Return a copy of every line in the records that includes the word "title".

:: Excerpts from an interface dataset ::
******************************

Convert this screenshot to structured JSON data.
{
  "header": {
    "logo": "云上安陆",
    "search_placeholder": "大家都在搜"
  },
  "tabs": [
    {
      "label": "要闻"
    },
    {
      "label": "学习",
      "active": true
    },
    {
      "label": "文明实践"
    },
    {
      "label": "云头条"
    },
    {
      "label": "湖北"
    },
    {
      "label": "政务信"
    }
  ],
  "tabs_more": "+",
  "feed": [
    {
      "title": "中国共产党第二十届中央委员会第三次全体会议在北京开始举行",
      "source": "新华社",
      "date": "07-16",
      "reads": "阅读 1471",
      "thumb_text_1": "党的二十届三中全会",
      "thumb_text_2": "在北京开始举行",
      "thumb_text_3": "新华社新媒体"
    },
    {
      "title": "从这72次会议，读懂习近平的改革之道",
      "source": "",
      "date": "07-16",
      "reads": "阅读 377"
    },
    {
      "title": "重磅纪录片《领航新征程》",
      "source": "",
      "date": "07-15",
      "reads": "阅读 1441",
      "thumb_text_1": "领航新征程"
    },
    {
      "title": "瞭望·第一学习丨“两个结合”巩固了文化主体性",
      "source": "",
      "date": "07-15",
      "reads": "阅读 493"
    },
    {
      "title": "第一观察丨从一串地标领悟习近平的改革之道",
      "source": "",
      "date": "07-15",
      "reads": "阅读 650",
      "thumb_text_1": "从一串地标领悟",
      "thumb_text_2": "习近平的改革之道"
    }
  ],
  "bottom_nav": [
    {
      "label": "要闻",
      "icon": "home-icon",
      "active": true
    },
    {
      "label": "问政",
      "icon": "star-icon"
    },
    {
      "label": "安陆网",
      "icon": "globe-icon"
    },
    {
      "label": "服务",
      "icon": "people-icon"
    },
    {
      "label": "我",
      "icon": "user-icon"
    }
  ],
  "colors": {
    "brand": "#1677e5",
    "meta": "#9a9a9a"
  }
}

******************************

:: FINISHED TASK ::
      "title": "中国共产党第二十届中央委员会第三次全体会议在北京开始举行",
      "title": "从这72次会议，读懂习近平的改革之道",
      "title": "重磅纪录片《领航新征程》",
      "title": "瞭望·第一学习丨“两个结合”巩固了文化主体性",
      "title": "第一观察丨从一串地标领悟习近平的改革之道",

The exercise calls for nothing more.